#### [About this exercise]
Every line that contains "человек" must be located and copied from the data.

──────

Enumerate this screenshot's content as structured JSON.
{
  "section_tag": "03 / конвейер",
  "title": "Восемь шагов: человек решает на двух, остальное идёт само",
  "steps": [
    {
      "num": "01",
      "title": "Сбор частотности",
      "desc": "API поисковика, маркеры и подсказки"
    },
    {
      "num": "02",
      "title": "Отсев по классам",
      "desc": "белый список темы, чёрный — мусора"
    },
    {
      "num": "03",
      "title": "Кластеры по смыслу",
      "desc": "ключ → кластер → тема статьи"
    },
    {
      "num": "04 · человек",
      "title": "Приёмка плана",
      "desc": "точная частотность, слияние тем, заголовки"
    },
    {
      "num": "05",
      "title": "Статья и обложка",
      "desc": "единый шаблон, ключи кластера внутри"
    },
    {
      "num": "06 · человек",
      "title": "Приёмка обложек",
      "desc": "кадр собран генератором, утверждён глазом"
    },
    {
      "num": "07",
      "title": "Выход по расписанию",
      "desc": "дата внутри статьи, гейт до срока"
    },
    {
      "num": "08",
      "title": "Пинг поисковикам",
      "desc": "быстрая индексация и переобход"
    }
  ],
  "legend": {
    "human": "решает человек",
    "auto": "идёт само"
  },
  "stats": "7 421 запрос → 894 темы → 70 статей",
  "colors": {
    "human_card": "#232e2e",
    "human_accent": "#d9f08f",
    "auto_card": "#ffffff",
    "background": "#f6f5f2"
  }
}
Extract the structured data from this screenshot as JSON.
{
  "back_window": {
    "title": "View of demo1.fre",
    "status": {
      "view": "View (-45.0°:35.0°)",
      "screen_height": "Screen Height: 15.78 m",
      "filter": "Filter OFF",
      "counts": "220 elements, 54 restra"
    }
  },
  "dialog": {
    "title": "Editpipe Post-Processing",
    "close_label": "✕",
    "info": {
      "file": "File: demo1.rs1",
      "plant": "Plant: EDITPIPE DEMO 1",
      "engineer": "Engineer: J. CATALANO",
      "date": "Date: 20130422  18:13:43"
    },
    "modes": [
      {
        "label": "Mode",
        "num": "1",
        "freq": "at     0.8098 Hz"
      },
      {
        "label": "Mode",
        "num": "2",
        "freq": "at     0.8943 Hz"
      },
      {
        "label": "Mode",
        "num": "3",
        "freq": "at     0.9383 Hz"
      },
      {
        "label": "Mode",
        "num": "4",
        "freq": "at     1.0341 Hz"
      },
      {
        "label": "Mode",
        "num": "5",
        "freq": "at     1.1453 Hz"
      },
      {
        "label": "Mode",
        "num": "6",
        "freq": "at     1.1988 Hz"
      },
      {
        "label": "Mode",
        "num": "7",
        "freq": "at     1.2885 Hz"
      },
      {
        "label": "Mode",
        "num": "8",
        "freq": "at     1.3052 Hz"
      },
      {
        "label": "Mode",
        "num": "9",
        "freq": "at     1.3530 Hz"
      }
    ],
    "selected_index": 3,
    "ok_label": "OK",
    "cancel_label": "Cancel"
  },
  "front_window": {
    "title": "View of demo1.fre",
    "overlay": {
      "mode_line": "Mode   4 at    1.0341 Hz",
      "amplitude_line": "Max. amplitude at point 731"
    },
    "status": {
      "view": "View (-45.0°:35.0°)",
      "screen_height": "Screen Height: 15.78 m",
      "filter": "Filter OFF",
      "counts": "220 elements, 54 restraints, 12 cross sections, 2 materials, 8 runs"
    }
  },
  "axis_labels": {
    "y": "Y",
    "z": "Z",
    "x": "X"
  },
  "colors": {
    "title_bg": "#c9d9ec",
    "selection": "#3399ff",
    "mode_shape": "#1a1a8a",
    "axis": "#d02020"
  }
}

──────

#### [Result of this exercise]
  "title": "Восемь шагов: человек решает на двух, остальное идёт само",
      "num": "04 · человек",
      "num": "06 · человек",
    "human": "решает человек",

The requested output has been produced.